▸ **What this task involves**
Images are to be excluded, and the rest of the data repeated exactly.
━━━ Data extracts ━━━
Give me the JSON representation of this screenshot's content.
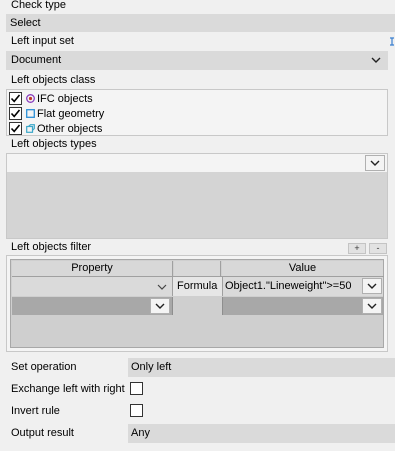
{
  "check_type": {
    "label": "Check type",
    "value": "Select"
  },
  "left_input_set": {
    "label": "Left input set",
    "value": "Document"
  },
  "left_objects_class": {
    "label": "Left objects class",
    "items": [
      {
        "label": "IFC objects",
        "checked": true,
        "icon": "ifc-icon"
      },
      {
        "label": "Flat geometry",
        "checked": true,
        "icon": "flat-geometry-icon"
      },
      {
        "label": "Other objects",
        "checked": true,
        "icon": "other-objects-icon"
      }
    ]
  },
  "left_objects_types": {
    "label": "Left objects types"
  },
  "left_objects_filter": {
    "label": "Left objects filter",
    "add_label": "+",
    "remove_label": "-",
    "columns": {
      "property": "Property",
      "value": "Value"
    },
    "rows": [
      {
        "property": "",
        "operator": "Formula",
        "value": "Object1.\"Lineweight\">=50"
      },
      {
        "property": "",
        "operator": "",
        "value": ""
      }
    ]
  },
  "set_operation": {
    "label": "Set operation",
    "value": "Only left"
  },
  "exchange": {
    "label": "Exchange left with right",
    "checked": false
  },
  "invert_rule": {
    "label": "Invert rule",
    "checked": false
  },
  "output_result": {
    "label": "Output result",
    "value": "Any"
  },
  "colors": {
    "field": "#dadada",
    "background": "#f0f0f0",
    "ifc_icon": "#8a3fbf",
    "flat_icon": "#2a8fd6",
    "other_icon": "#3aa6c8"
  }
}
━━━
▸ **Result of the task**
Give me the JSON representation of this screenshot's content.
{
  "check_type": {
    "label": "Check type",
    "value": "Select"
  },
  "left_input_set": {
    "label": "Left input set",
    "value": "Document"
  },
  "left_objects_class": {
    "label": "Left objects class",
    "items": [
      {
        "label": "IFC objects",
        "checked": true,
        "icon": "ifc-icon"
      },
      {
        "label": "Flat geometry",
        "checked": true,
        "icon": "flat-geometry-icon"
      },
      {
        "label": "Other objects",
        "checked": true,
        "icon": "other-objects-icon"
      }
    ]
  },
  "left_objects_types": {
    "label": "Left objects types"
  },
  "left_objects_filter": {
    "label": "Left objects filter",
    "add_label": "+",
    "remove_label": "-",
    "columns": {
      "property": "Property",
      "value": "Value"
    },
    "rows": [
      {
        "property": "",
        "operator": "Formula",
        "value": "Object1.\"Lineweight\">=50"
      },
      {
        "property": "",
        "operator": "",
        "value": ""
      }
    ]
  },
  "set_operation": {
    "label": "Set operation",
    "value": "Only left"
  },
  "exchange": {
    "label": "Exchange left with right",
    "checked": false
  },
  "invert_rule": {
    "label": "Invert rule",
    "checked": false
  },
  "output_result": {
    "label": "Output result",
    "value": "Any"
  },
  "colors": {
    "field": "#dadada",
    "background": "#f0f0f0",
    "ifc_icon": "#8a3fbf",
    "flat_icon": "#2a8fd6",
    "other_icon": "#3aa6c8"
  }
}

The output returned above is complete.